    • connect the shorter leg of the led to GND


Look at the picture to see how to connect the hardware. Led.jpg

Software

Let's use some variables to make our code more easily read:

int input_pin= A0; // Use A0 as input (from potentiometer)  
int led_pin = 9;  // Use pin 9 as output (for led, buzzer)


In Arduino we can set the hardware up using the function setup. We're going to use this to set up A0 as input pin and 9 as output pin. Here's a suggestion:

void setup() {
  pinMode(input_pin, INPUT); // input_pin should be set to input
  pinMode(led_pin, OUTPUT);  // led_pin should be set to output
}

Instead of a main function (or method) Arduino calls a function called loop(). This function is something you need to write, so let's do that. The function gets called "all the time" and per loop we should:

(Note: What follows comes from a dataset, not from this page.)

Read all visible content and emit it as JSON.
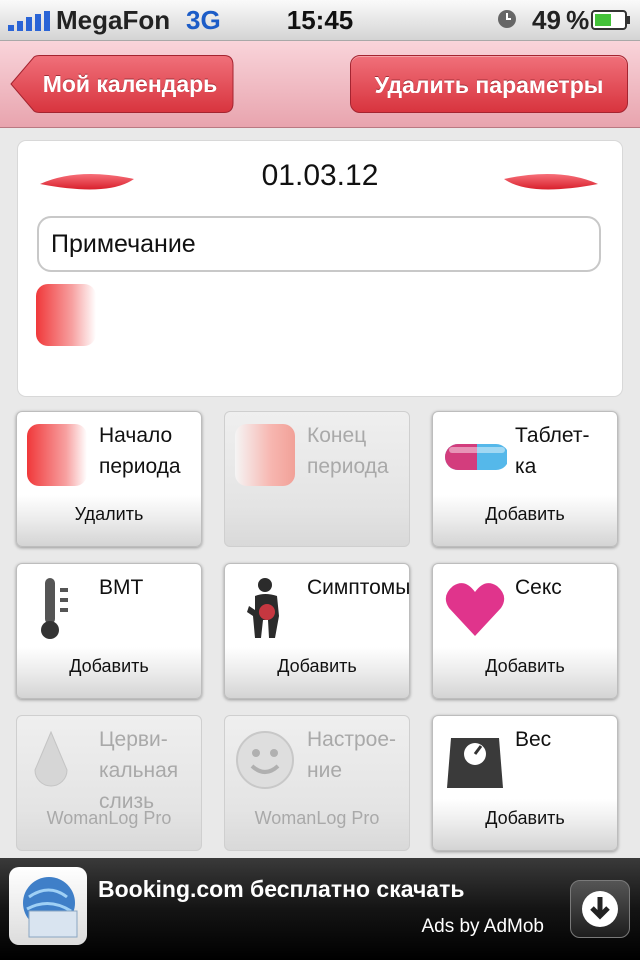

  • read the value from the potentiometer (A0)
  • calculate the output value (the input is between 0 and 1024 and the output should be between 0 and 255)
  • write the output value to the led pin (9)
void loop() {
 int input = analogRead(input_pin);
 analogWrite(led_pin, input*256/1024);
}

Complete source can be found here: potentio-led.ino

Trying things out

Twist the nob on the potentiometer and make sure that the led changes in intensity.

Buzzer

Replace the led with a buzzer (a piezo speaker) and see what happens when you twist the nob.

Let's rewrite the code a bit with the following in mind:

  • the input ranges between 0 and 1023
  • the tones most humans (the authors are excluded) can range between 200 and 20000 so let's use the input value 0...1023 to generate a tone with pitch 0...10230, i e multiply input with 10
  • the input signal will most likely vary (not be the same even though you do not change the potentiometer) so let's divide the input with 10 and then multiply with 100

Here's a suggested source code:

void loop() {
 int input = analogRead(input_pin);
 tone(led_pin, (input/10)*100, 10);
}

Complete source code can be found here: potentio-piezo.ino


Feedback

During the first workshop held 2018-12-21 we noticed the following:

  • connection between the (built and uploaded) code and what the Arduino does seems confusing
    • what is hardware and what is software
    • how to build and upload
  • harder to wire the hardware than expected
  • show more graphics to explain concepts: i e
    • signals ---> Arduino ---> signals
    • c code -> arduino
  • perhaps record some videos to get prepared?
  • perhaps a progression like:
    • light built in led
    • change frequency
    • use an external led
    • add breadboard
    • connect wires to breadboard and from there to the components
    • ....
  • Try this workshop again with our second year students?
    • during two lunches?